* Provided data *
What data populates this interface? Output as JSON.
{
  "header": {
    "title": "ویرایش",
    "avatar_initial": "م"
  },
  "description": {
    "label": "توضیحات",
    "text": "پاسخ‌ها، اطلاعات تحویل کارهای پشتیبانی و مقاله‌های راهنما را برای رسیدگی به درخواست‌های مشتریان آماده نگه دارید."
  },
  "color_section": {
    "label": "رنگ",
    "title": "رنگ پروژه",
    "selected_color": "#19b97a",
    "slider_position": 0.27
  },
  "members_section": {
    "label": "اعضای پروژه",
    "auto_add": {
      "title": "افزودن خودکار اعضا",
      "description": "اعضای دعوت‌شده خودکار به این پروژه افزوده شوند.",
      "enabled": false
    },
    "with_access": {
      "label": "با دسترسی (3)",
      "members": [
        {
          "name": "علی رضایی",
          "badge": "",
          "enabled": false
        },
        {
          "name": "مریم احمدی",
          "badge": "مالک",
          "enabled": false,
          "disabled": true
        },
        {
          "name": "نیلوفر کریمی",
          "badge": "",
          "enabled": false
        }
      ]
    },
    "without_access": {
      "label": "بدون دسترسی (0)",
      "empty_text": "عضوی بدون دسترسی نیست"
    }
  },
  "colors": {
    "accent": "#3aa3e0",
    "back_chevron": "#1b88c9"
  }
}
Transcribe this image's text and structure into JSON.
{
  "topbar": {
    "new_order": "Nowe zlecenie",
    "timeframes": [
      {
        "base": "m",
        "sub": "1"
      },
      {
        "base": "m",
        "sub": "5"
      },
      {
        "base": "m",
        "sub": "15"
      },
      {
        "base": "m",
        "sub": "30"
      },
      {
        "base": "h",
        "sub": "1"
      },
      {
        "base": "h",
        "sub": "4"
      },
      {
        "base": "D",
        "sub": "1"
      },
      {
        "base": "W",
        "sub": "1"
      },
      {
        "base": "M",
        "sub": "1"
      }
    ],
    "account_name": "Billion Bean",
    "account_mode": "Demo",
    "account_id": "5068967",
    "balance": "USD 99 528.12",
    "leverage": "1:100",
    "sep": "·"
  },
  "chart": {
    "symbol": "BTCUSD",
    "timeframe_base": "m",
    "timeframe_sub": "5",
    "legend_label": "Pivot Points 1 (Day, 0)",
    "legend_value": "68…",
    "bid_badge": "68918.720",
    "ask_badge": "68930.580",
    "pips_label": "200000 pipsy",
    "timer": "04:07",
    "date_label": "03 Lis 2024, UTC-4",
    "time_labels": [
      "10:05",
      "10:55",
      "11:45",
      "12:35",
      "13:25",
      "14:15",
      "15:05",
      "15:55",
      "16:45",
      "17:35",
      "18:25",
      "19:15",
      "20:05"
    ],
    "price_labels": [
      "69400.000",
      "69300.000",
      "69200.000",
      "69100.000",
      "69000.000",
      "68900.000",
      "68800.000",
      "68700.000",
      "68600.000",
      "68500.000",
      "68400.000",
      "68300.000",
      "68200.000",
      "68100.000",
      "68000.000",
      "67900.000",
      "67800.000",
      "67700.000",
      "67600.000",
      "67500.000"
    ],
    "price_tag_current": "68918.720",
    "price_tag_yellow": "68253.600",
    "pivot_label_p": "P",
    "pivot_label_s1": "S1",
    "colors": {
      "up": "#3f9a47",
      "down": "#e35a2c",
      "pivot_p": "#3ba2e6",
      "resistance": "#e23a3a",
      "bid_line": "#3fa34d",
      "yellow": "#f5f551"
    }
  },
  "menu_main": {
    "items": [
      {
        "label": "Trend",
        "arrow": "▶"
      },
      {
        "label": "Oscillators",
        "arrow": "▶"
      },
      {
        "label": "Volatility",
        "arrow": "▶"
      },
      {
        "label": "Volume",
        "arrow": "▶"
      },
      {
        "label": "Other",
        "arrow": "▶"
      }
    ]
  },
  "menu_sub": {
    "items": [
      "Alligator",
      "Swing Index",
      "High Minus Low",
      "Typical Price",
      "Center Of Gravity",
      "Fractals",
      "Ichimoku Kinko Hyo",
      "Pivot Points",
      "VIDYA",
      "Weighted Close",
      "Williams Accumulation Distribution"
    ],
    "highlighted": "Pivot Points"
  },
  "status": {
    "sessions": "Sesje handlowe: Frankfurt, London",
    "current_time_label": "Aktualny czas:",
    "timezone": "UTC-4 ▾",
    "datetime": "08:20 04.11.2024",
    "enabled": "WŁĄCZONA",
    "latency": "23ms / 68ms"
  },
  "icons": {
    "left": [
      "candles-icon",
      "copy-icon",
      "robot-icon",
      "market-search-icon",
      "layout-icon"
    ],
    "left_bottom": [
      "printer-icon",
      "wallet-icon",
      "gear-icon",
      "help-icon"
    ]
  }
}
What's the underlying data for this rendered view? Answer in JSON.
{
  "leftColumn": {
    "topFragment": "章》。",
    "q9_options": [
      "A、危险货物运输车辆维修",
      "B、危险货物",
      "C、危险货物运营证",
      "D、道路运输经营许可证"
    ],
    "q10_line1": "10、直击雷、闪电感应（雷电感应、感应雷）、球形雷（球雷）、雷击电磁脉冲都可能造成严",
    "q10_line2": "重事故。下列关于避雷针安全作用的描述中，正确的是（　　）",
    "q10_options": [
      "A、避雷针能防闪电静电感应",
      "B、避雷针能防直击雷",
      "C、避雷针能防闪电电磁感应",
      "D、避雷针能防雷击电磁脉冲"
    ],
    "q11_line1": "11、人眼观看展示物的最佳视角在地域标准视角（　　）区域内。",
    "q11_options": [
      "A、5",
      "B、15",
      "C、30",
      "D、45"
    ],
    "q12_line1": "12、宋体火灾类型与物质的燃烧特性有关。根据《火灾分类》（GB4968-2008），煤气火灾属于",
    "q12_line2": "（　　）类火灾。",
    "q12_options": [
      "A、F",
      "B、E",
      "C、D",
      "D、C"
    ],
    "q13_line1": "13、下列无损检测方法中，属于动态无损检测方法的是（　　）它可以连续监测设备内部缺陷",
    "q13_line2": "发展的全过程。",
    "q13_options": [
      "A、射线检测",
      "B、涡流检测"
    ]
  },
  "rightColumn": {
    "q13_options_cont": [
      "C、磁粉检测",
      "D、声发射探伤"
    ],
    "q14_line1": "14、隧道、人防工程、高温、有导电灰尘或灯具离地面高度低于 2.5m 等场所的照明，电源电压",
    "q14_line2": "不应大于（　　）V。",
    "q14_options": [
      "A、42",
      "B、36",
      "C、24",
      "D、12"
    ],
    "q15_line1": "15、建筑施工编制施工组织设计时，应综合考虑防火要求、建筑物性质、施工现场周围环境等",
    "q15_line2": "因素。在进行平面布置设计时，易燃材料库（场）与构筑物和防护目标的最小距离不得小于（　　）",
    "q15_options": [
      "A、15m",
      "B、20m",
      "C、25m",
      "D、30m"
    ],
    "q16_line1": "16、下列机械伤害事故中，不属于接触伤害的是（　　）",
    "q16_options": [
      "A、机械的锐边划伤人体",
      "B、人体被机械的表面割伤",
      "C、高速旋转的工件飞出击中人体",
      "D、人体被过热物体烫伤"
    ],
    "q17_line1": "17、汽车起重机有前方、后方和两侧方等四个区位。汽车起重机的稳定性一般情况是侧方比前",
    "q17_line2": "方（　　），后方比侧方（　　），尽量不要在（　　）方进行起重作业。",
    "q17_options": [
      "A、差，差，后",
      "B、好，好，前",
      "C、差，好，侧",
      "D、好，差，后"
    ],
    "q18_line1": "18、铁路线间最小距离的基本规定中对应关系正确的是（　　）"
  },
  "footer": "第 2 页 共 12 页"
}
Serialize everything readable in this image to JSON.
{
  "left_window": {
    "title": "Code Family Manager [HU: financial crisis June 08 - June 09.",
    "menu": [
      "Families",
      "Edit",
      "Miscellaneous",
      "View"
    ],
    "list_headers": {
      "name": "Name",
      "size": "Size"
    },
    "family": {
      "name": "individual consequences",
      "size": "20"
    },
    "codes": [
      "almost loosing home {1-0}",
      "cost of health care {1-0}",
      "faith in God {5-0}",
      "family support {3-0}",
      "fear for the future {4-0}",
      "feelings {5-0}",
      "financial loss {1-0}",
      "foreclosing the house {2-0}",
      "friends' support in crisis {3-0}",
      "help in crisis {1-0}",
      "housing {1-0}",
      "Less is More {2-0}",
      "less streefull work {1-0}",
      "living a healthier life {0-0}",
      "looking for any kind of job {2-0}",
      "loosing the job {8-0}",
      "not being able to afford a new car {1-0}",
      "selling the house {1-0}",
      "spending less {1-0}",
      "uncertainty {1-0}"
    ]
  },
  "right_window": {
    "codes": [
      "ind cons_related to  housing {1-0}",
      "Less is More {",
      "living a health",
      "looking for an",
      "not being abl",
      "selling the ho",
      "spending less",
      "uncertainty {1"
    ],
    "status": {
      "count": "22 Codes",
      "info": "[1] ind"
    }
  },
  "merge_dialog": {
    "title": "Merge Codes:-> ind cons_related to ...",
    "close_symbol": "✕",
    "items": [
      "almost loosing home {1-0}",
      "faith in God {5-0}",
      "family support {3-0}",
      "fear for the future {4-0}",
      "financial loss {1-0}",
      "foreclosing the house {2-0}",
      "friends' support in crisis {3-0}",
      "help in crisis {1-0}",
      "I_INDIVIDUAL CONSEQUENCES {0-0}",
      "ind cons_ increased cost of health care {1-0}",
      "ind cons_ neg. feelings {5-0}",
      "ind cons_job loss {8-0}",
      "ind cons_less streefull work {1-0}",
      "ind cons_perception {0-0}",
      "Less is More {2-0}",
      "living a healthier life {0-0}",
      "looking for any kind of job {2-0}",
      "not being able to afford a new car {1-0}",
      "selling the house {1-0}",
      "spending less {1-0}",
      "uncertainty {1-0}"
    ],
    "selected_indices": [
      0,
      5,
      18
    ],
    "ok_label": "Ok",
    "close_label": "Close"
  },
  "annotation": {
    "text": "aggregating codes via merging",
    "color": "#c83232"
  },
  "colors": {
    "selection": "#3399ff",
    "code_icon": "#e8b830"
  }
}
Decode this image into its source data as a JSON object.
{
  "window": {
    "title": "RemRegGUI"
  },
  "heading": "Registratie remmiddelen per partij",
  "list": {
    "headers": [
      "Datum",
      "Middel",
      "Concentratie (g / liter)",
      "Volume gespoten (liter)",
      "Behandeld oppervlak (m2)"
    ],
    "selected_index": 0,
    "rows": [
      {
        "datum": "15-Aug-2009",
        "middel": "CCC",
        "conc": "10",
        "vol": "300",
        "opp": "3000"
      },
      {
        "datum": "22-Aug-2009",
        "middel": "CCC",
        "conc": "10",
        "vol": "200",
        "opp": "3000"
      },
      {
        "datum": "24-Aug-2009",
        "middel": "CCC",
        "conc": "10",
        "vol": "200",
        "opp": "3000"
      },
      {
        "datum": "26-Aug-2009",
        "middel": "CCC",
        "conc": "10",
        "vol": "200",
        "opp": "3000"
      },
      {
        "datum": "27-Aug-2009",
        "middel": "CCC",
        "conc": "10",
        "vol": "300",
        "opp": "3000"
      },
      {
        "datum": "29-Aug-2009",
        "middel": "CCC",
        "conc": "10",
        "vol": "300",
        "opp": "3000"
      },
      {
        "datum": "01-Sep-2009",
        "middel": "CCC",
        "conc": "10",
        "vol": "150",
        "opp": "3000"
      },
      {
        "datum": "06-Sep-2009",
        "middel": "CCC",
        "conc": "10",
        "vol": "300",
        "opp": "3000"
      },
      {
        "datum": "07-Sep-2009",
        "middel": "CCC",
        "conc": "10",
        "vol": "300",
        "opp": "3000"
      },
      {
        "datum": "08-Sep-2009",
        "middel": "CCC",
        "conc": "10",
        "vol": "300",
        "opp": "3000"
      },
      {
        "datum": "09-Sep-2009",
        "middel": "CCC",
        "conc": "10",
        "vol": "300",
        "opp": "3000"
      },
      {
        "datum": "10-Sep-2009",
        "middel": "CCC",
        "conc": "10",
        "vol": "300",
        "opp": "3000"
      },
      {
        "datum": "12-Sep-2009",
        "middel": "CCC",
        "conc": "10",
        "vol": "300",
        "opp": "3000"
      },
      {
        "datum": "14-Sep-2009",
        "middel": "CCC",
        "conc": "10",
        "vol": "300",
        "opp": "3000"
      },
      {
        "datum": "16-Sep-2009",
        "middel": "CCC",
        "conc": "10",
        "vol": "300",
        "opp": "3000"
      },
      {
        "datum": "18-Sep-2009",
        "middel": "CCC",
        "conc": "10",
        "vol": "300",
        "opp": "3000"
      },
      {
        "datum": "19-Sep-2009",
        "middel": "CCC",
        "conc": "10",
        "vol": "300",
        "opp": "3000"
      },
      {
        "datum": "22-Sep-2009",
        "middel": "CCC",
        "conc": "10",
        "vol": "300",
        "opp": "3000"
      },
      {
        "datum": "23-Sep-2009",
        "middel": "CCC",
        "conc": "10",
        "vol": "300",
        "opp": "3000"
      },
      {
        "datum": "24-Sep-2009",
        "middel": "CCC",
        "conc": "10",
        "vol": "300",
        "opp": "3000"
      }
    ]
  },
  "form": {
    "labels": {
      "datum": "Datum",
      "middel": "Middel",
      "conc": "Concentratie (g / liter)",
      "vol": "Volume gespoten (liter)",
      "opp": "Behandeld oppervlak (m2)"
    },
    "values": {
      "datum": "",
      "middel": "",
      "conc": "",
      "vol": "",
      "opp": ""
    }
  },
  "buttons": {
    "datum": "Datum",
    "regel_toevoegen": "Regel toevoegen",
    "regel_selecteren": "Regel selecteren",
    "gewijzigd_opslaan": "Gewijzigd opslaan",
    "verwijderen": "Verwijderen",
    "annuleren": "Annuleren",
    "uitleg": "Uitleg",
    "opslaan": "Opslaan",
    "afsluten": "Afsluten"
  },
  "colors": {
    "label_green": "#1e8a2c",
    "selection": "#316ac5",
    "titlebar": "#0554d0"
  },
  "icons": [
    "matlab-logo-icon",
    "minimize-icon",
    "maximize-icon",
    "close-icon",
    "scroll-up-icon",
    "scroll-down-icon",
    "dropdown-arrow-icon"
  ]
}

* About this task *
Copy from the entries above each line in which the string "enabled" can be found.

* Answer section *
      "enabled": false
          "enabled": false
          "enabled": false,
          "enabled": false
    "enabled": "WŁĄCZONA",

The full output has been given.